* _What is required_
Exactly as it appears, restate the whole listing.

* * *

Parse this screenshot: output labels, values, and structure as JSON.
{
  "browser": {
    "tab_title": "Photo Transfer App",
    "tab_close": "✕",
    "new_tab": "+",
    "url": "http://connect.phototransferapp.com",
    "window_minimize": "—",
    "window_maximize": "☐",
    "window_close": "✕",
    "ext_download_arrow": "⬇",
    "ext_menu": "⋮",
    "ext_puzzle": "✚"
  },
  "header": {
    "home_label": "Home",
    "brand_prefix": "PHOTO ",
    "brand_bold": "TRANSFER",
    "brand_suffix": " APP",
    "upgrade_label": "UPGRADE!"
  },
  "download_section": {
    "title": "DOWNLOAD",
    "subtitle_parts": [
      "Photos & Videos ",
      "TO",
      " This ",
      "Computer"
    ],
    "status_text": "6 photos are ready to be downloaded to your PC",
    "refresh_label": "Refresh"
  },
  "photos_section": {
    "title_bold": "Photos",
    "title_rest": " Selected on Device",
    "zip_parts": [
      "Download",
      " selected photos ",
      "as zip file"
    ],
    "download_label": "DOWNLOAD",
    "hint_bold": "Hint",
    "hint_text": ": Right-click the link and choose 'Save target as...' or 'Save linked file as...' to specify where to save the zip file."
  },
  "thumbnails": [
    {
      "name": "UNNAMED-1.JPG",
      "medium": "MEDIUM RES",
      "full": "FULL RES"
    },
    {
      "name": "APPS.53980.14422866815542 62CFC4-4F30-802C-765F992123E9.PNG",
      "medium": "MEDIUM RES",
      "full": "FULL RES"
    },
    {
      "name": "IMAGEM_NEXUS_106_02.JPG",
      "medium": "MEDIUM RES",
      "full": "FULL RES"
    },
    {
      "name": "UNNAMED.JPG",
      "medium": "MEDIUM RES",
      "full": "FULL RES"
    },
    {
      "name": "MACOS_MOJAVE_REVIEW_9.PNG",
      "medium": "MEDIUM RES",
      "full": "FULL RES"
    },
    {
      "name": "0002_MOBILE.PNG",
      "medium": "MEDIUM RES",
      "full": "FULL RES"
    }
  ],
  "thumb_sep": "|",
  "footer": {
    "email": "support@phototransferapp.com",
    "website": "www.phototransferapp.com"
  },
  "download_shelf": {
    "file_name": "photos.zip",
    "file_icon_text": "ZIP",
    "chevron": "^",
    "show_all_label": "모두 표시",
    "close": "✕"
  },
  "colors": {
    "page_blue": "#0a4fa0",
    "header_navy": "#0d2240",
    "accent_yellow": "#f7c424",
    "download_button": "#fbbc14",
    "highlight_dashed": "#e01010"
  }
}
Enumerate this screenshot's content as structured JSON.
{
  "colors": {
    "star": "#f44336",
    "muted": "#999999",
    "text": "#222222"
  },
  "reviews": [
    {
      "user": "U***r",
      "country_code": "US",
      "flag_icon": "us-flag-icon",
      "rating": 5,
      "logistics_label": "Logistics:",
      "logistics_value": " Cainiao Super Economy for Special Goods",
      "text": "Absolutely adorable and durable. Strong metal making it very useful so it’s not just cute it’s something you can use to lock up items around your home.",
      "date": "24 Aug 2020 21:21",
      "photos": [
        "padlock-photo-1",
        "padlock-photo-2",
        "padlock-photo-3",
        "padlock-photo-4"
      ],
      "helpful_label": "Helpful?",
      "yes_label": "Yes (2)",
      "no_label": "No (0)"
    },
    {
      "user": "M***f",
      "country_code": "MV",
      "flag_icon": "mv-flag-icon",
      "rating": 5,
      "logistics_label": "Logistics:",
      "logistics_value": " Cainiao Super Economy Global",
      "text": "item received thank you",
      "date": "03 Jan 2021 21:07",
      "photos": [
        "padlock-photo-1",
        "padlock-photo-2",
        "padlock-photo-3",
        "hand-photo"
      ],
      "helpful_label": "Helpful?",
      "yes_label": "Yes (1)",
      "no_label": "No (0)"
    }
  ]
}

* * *

* _Result below_
Parse this screenshot: output labels, values, and structure as JSON.
{
  "browser": {
    "tab_title": "Photo Transfer App",
    "tab_close": "✕",
    "new_tab": "+",
    "url": "http://connect.phototransferapp.com",
    "window_minimize": "—",
    "window_maximize": "☐",
    "window_close": "✕",
    "ext_download_arrow": "⬇",
    "ext_menu": "⋮",
    "ext_puzzle": "✚"
  },
  "header": {
    "home_label": "Home",
    "brand_prefix": "PHOTO ",
    "brand_bold": "TRANSFER",
    "brand_suffix": " APP",
    "upgrade_label": "UPGRADE!"
  },
  "download_section": {
    "title": "DOWNLOAD",
    "subtitle_parts": [
      "Photos & Videos ",
      "TO",
      " This ",
      "Computer"
    ],
    "status_text": "6 photos are ready to be downloaded to your PC",
    "refresh_label": "Refresh"
  },
  "photos_section": {
    "title_bold": "Photos",
    "title_rest": " Selected on Device",
    "zip_parts": [
      "Download",
      " selected photos ",
      "as zip file"
    ],
    "download_label": "DOWNLOAD",
    "hint_bold": "Hint",
    "hint_text": ": Right-click the link and choose 'Save target as...' or 'Save linked file as...' to specify where to save the zip file."
  },
  "thumbnails": [
    {
      "name": "UNNAMED-1.JPG",
      "medium": "MEDIUM RES",
      "full": "FULL RES"
    },
    {
      "name": "APPS.53980.14422866815542 62CFC4-4F30-802C-765F992123E9.PNG",
      "medium": "MEDIUM RES",
      "full": "FULL RES"
    },
    {
      "name": "IMAGEM_NEXUS_106_02.JPG",
      "medium": "MEDIUM RES",
      "full": "FULL RES"
    },
    {
      "name": "UNNAMED.JPG",
      "medium": "MEDIUM RES",
      "full": "FULL RES"
    },
    {
      "name": "MACOS_MOJAVE_REVIEW_9.PNG",
      "medium": "MEDIUM RES",
      "full": "FULL RES"
    },
    {
      "name": "0002_MOBILE.PNG",
      "medium": "MEDIUM RES",
      "full": "FULL RES"
    }
  ],
  "thumb_sep": "|",
  "footer": {
    "email": "support@phototransferapp.com",
    "website": "www.phototransferapp.com"
  },
  "download_shelf": {
    "file_name": "photos.zip",
    "file_icon_text": "ZIP",
    "chevron": "^",
    "show_all_label": "모두 표시",
    "close": "✕"
  },
  "colors": {
    "page_blue": "#0a4fa0",
    "header_navy": "#0d2240",
    "accent_yellow": "#f7c424",
    "download_button": "#fbbc14",
    "highlight_dashed": "#e01010"
  }
}
Enumerate this screenshot's content as structured JSON.
{
  "colors": {
    "star": "#f44336",
    "muted": "#999999",
    "text": "#222222"
  },
  "reviews": [
    {
      "user": "U***r",
      "country_code": "US",
      "flag_icon": "us-flag-icon",
      "rating": 5,
      "logistics_label": "Logistics:",
      "logistics_value": " Cainiao Super Economy for Special Goods",
      "text": "Absolutely adorable and durable. Strong metal making it very useful so it’s not just cute it’s something you can use to lock up items around your home.",
      "date": "24 Aug 2020 21:21",
      "photos": [
        "padlock-photo-1",
        "padlock-photo-2",
        "padlock-photo-3",
        "padlock-photo-4"
      ],
      "helpful_label": "Helpful?",
      "yes_label": "Yes (2)",
      "no_label": "No (0)"
    },
    {
      "user": "M***f",
      "country_code": "MV",
      "flag_icon": "mv-flag-icon",
      "rating": 5,
      "logistics_label": "Logistics:",
      "logistics_value": " Cainiao Super Economy Global",
      "text": "item received thank you",
      "date": "03 Jan 2021 21:07",
      "photos": [
        "padlock-photo-1",
        "padlock-photo-2",
        "padlock-photo-3",
        "hand-photo"
      ],
      "helpful_label": "Helpful?",
      "yes_label": "Yes (1)",
      "no_label": "No (0)"
    }
  ]
}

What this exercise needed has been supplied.